Five years ago, I started to experience blurred vision in my right eye and then in my left eye. Then, during my senior year at Rutgers University I was diagnosed with Leber’s Hereditary Optic Neuropathy (LHON). I was 23 years old. In a matter of months, I lost my central vision in both eyes and became legally blind.

LHON is a genetically-inherited disease passed on by the mother that leads to a loss of central vision. LHON predominantly occurs in males in their 20s but can also impact females and people of all ages. Since my diagnosis in 2013, the sharpness, visual acuity and color vision has also decreased.

After having 20/20 vision for 23 years, it was extremely difficult to adapt. I struggled with eventually losing the ability to drive my car, recognize the faces of the people around me, and reading without magnification and other forms of assistance. Since there is currently no treatment or cure for this eye disease, I was left with little hope for ever recovering my eyesight.

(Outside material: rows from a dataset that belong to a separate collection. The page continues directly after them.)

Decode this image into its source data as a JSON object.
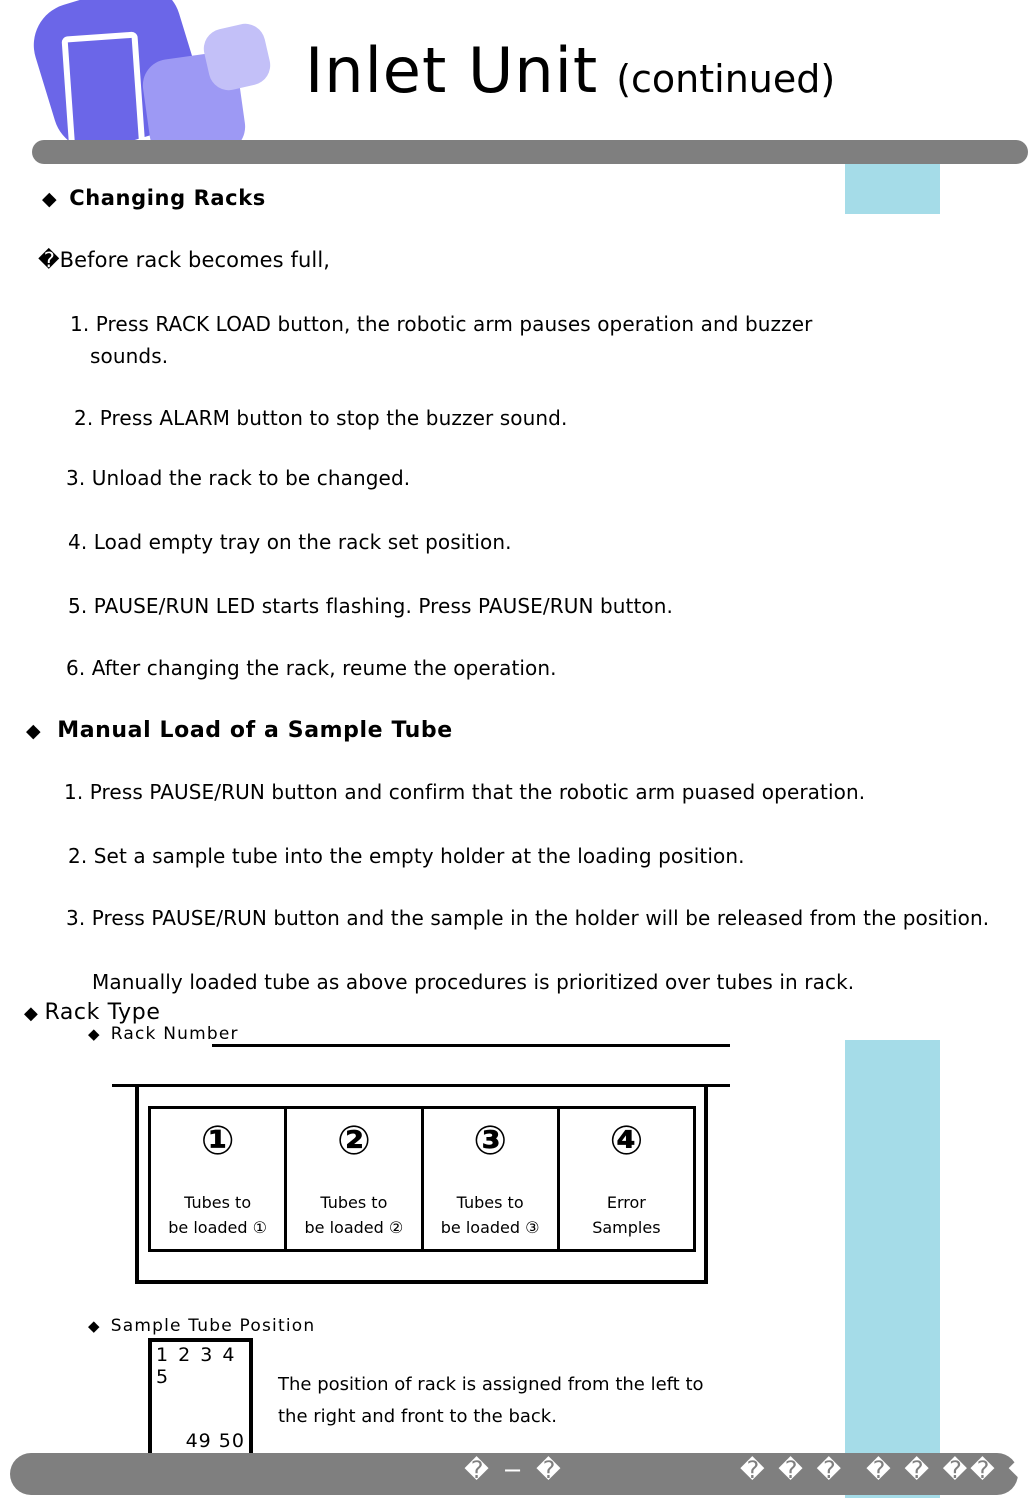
{
  "header": {
    "title": "Inlet Unit",
    "title_suffix": "(continued)",
    "logo_icon": "stacked-rounded-squares-logo"
  },
  "colors": {
    "logo_dark": "#6B66E8",
    "logo_mid": "#9D99F4",
    "logo_light": "#C3C0F8",
    "rule_gray": "#7F7F7F",
    "accent_blue": "#A5DCE8",
    "text": "#000000"
  },
  "sections": {
    "changing_racks": {
      "bullet": "◆",
      "heading": "Changing Racks",
      "intro": "�Before rack becomes full,",
      "steps": [
        "1. Press RACK LOAD button, the robotic arm pauses operation and buzzer",
        "sounds.",
        "2. Press ALARM button to stop the buzzer sound.",
        "3. Unload the rack to be changed.",
        "4. Load empty tray on the rack set position.",
        "5. PAUSE/RUN LED starts flashing. Press PAUSE/RUN button.",
        "6. After changing the rack, reume the operation."
      ]
    },
    "manual_load": {
      "bullet": "◆",
      "heading": "Manual Load of a Sample Tube",
      "steps": [
        "1. Press PAUSE/RUN button and confirm that the robotic arm puased operation.",
        "2. Set a sample tube into the empty holder at the loading position.",
        "3. Press PAUSE/RUN button and the sample in the holder will  be released from the position."
      ],
      "note": "Manually loaded tube as above procedures is prioritized over tubes in rack."
    },
    "rack_type": {
      "bullet": "◆",
      "heading": "Rack Type",
      "rack_number": {
        "bullet": "◆",
        "heading": "Rack Number",
        "cells": [
          {
            "number": "①",
            "label_line1": "Tubes to",
            "label_line2": "be loaded ①"
          },
          {
            "number": "②",
            "label_line1": "Tubes to",
            "label_line2": "be loaded ②"
          },
          {
            "number": "③",
            "label_line1": "Tubes to",
            "label_line2": "be loaded ③"
          },
          {
            "number": "④",
            "label_line1": "Error",
            "label_line2": "Samples"
          }
        ]
      },
      "sample_tube_position": {
        "bullet": "◆",
        "heading": "Sample Tube Position",
        "first_row": "1  2  3  4  5",
        "last_row": "49  50",
        "description_line1": "The position of rack is assigned from the left to",
        "description_line2": "the right and front to the back."
      }
    }
  },
  "footer": {
    "page_number": "� − �",
    "right_group1": "� � �",
    "right_group2": "� � �� � � � ."
  }
}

I have been an athlete all of my life playing sports such as basketball, baseball, football, soccer, and track. This vision loss has hindered my ability to participate in sports but my competitive edge and desire to be active still lives on.

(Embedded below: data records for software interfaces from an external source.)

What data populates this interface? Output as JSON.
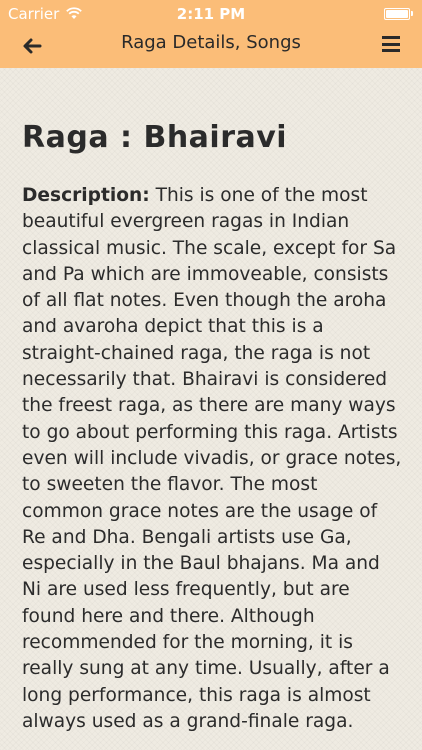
{
  "status_bar": {
    "carrier": "Carrier",
    "time": "2:11 PM",
    "wifi_icon": "wifi-icon",
    "battery_icon": "battery-icon"
  },
  "nav": {
    "title": "Raga Details, Songs",
    "back_icon": "back-arrow-icon",
    "menu_icon": "hamburger-menu-icon",
    "bar_color": "#fbbd78"
  },
  "raga": {
    "title": "Raga : Bhairavi",
    "description_label": "Description:",
    "description_text": " This is one of the most beautiful evergreen ragas in Indian classical music. The scale, except for Sa and Pa which are immoveable, consists of all flat notes. Even though the aroha and avaroha depict that this is a straight-chained raga, the raga is not necessarily that. Bhairavi is considered the freest raga, as there are many ways to go about performing this raga. Artists even will include vivadis, or grace notes, to sweeten the flavor. The most common grace notes are the usage of Re and Dha. Bengali artists use Ga, especially in the Baul bhajans. Ma and Ni are used less frequently, but are found here and there. Although recommended for the morning, it is really sung at any time. Usually, after a long performance, this raga is almost always used as a grand-finale raga."
  }
}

I have found enjoyment playing sports such as Beep Baseball, which is an adaptive version of baseball for those who are blind or vision impaired. Players rely on the sound of a special ball and bases that beep rather than relying on sight. I also recently participated in my first 5K walk/run in Denver, Colo., in conjunction with the Colorado Center for the Blind to raise funds to support Braille Literacy.

In October, I participated in a cycling event that allowed me to compete, and also contribute to research for this irreversible condition. Fortunately, many clinical trials have begun that may one day provide treatment for those affected, and possibly onset prevention for others who are in jeopardy of losing their sight like I did.

My brother, Mike, and I participated in the 10th annual C.U.R.E. Ride in California. The acronym stands for Cycling Under Reduced Eyesight. The event was a four-day bicycle ride from Santa Barbara to San Diego to raises money and awareness of LHON. Myself and three other LHON-affected riders pedaled on the back of tandem bikes with a group of 27 riders total along the nearly 250-mile journey. In all, our team raised just under $60,000 toward LHON research.

Riding again gave me such an exhilarating feeling pushing my body to the point of exhaustion and traveling at speeds I hadn’t reached on a bike in years. As we pedaled down the California coast, the smell of salt water and the feel of the ocean breeze made me temporarily forget about my vision loss.

Taking part in events such as the C.U.R.E. ride has helped me cope with blindness in several ways. It helps me detach from frequent isolation, which has been a particularly trying side effect of blindness. It also allows me to experience team camaraderie with a group of determined individuals aiming to achieve a shared goal. This feeling was reminiscent of my days playing sports when my vision was 20/20.

The ride also helped me feel like I was making a difference in the lives of others affected by LHON by pushing the needle forward and potentially shortening the time until researchers find a treatment or cure for this life-altering condition.

Although losing my sight has made me feel like a bird whose wings were clipped just before taking flight, the thrill of cycling down the coast made me feel like I could fly again. This ride showed me that many obstacles in life are mental and often times our physical limits are controlled by our positive or negative self-talk. Through the hills and valleys of California I knew that if I told myself I could finish the ride strong, I would. But I also knew that if I told myself I was too exhausted to complete the ride, I would be correct then too. At points when I was tired and fatigued, I reminded myself that pain is temporary, but quitting lasts forever. I take pride in the fact that I am not a quitter, and like the bike ride, I will conquer this life of blindness with faith, perseverance, and determination.

Cory P. Lloyd lives in Willingboro, New Jersey.